Creating Recommendations for Online Streaming

For this project, we put together everything we learned about item-based and user-based collaborative filtering as well as about content-based recommendation systems to create a program that will recommend songs to users. Then, we evaluated the various recommendation systems using MAE and F1 to create the most effective one through hybrid recommendation systems. Finally, we used pyspark and Flask to push the code to an API.

Kaggle Competition – Predicting House Prices

Using the housing data provided, we used R to run various machine learning algorithms, such as XGBoost, lasso regression, random forest and others, to solve this regression problem. We compared the RMSE scores and the adjusted R-squared of the seven models to determine the simplest model with the largest predictive power. In the end, it was the XGBoost and the lasso regression that performed the best and landed us at the top 25% of the leaderboard. To get an overview of the project, feel free to look through our presentation on the right.

Seasonal and Non-Seasonal Timeseries Forecasting

Time-series forecasting is important for many industries. Forecasting time-series helps stock brokers in predicting future prices as well as businesses in predicting future income. More specifically, in this report, I looked at time-series for manufacturing output turnover, for average yearly housing prices in Belgium and for average US temperatures. I used various models, including Holt-Winters, ETS and ARIMA, to find the model that best represents the future data. Finally, I chose the best model for each of the three scenarios based on the RMSE measure.

Descriptive Analytics in R with Shiny

As a team, we were tasked with creating a Shiny app that summarizes all of the interesting groups from a gambling dataset. We created a basetable using dplyr and user-defined functions to create metrics such as loyalty. We looked at those metrics as well as at the given demographics to better understand the types of gamblers. To ensure longevity, we created a data manual using R Markdown to give an overview of the gambling groups and to explain all of the variables created.

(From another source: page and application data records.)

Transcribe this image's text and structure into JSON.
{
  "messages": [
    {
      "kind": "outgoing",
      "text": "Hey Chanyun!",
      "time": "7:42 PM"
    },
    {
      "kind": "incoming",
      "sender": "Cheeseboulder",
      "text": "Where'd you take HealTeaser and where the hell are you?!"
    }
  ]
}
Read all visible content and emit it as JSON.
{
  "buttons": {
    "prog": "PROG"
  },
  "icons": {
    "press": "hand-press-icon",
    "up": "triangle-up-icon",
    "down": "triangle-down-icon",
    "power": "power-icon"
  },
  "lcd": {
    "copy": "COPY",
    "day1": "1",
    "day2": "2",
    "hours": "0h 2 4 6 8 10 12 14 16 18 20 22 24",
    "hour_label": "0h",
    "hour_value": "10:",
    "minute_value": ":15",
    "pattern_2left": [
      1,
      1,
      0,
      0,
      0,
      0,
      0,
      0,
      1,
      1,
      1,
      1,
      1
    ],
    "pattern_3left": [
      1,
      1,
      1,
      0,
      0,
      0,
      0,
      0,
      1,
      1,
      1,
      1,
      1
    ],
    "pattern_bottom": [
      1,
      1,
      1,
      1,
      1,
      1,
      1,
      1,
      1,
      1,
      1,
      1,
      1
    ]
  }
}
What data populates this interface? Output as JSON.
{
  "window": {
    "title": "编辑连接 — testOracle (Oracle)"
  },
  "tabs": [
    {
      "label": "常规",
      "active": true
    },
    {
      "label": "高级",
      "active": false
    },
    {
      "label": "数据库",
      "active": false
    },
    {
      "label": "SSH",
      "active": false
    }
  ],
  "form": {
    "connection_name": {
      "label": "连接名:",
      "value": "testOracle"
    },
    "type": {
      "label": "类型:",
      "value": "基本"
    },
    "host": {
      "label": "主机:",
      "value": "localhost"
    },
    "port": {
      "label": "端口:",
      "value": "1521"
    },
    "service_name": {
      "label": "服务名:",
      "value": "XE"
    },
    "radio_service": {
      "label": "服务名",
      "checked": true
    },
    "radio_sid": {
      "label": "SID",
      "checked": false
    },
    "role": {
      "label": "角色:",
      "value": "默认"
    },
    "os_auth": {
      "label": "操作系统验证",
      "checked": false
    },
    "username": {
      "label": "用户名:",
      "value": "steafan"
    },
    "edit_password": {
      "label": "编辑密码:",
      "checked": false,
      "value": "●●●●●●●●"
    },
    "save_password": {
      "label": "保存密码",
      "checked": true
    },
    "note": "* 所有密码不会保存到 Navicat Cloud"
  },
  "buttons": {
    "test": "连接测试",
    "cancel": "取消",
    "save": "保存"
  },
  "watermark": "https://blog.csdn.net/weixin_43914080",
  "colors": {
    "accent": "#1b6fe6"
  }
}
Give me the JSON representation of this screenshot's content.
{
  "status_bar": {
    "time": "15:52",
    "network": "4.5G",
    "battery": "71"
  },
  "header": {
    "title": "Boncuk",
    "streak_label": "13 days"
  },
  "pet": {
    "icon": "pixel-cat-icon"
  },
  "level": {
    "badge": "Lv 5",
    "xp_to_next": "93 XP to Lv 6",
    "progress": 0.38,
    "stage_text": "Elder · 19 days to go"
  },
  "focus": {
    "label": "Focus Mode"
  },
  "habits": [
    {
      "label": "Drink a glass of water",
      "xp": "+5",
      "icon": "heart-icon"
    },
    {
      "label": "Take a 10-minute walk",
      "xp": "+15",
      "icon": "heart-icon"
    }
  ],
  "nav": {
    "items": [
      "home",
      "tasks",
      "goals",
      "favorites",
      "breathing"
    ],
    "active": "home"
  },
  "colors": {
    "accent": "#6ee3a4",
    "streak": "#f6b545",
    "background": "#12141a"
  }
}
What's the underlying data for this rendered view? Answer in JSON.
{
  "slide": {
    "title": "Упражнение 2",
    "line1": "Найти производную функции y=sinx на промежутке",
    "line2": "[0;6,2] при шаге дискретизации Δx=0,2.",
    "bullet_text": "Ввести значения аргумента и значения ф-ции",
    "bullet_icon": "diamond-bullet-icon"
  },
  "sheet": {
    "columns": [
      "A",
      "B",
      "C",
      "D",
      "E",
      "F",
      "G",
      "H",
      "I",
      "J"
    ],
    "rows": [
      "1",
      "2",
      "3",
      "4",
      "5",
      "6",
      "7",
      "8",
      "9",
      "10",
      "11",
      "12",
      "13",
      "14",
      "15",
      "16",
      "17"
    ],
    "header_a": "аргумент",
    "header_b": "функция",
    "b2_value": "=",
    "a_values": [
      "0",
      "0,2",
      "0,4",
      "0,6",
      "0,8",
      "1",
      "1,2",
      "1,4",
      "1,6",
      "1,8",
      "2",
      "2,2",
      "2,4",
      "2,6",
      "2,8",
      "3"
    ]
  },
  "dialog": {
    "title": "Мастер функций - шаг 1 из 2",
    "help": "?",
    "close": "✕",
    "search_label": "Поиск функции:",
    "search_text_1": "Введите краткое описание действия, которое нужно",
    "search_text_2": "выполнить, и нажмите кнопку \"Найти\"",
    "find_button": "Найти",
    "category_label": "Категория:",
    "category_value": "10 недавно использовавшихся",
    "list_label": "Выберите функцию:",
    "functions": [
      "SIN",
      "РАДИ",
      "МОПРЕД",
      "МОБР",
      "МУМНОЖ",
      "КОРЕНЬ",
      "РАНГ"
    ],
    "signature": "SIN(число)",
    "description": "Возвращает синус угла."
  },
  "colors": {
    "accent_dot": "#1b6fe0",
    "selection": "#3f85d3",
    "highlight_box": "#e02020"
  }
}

Finally, we created an R shiny app to give an interactive overall picture of who the gambling consumers are.

As always, feel free to contact me if you wish to see the R code.

Optimizing Product Delivery

With ever increasing competition, companies are now looking for ways to not only earn the most revenue but also to have the least amount of costs. We created a simulated business problem where a French shoe company seeks to find the most efficient and cost effective way to deliver its products. In this project, we used a software named AMPL to find the optimal solution calculated using our objective function and various constraints (such as capacity). Moreover, we created some parameters to determine whether or not the company would benefit from an extra warehouse. To see the final result, feel free to download our report.

Automating Dashboards with VBA

For my Advanced Spreadsheet Analysis course, we had to think of a business problem to solve using VBA in Microsoft Excel for our final project. This prompt was very exciting to me because I had always been looking for a way to automate some of the tedious and repetitive tasks from my previous internships. One of those tasks which involved such tasks was the monthly dashboards at Wunderman. Every month, we would scramble to get all of the data from Google Analytics transferred to our dashboards, made on Excel. As a result, we never had the time that we wanted in order to complete as in depth analytics as we hoped. For this reason, I was looking forward to automating some of data transfer in order to have more time for the human-intensive process of analytics. If you would like to see the Macro-Enabled Microsoft Excel document that we coded, please feel free to contact me.

Feel free to explore my Certifications here.